Task goal: This exercise calls for copying every line below that holds the word "icon".

[App and web page records]
Segment Open

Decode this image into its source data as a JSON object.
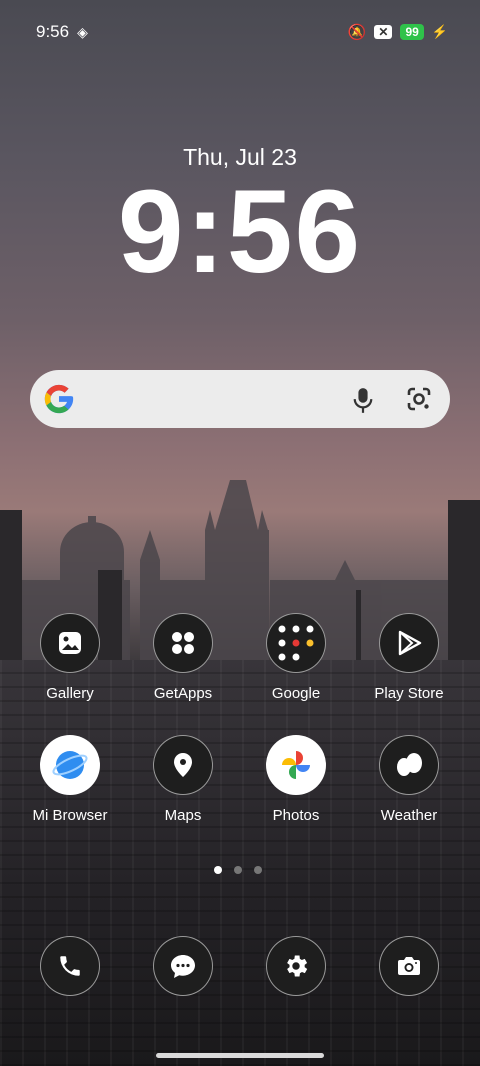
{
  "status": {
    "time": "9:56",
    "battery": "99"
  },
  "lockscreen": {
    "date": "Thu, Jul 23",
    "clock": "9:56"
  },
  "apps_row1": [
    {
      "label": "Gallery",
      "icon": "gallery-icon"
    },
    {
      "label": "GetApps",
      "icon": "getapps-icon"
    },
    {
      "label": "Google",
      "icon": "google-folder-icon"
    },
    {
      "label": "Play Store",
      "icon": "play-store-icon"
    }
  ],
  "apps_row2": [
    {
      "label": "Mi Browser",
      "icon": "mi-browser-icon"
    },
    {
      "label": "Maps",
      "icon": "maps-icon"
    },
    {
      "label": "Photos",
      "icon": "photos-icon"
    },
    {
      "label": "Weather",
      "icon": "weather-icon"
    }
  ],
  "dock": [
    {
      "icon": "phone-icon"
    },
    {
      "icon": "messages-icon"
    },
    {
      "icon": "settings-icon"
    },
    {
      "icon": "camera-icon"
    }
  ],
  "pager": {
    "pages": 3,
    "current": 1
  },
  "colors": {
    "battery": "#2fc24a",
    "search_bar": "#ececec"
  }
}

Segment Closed

Expected answer:
      "icon": "gallery-icon"
      "icon": "getapps-icon"
      "icon": "google-folder-icon"
      "icon": "play-store-icon"
      "icon": "mi-browser-icon"
      "icon": "maps-icon"
      "icon": "photos-icon"
      "icon": "weather-icon"
      "icon": "phone-icon"
      "icon": "messages-icon"
      "icon": "settings-icon"
      "icon": "camera-icon"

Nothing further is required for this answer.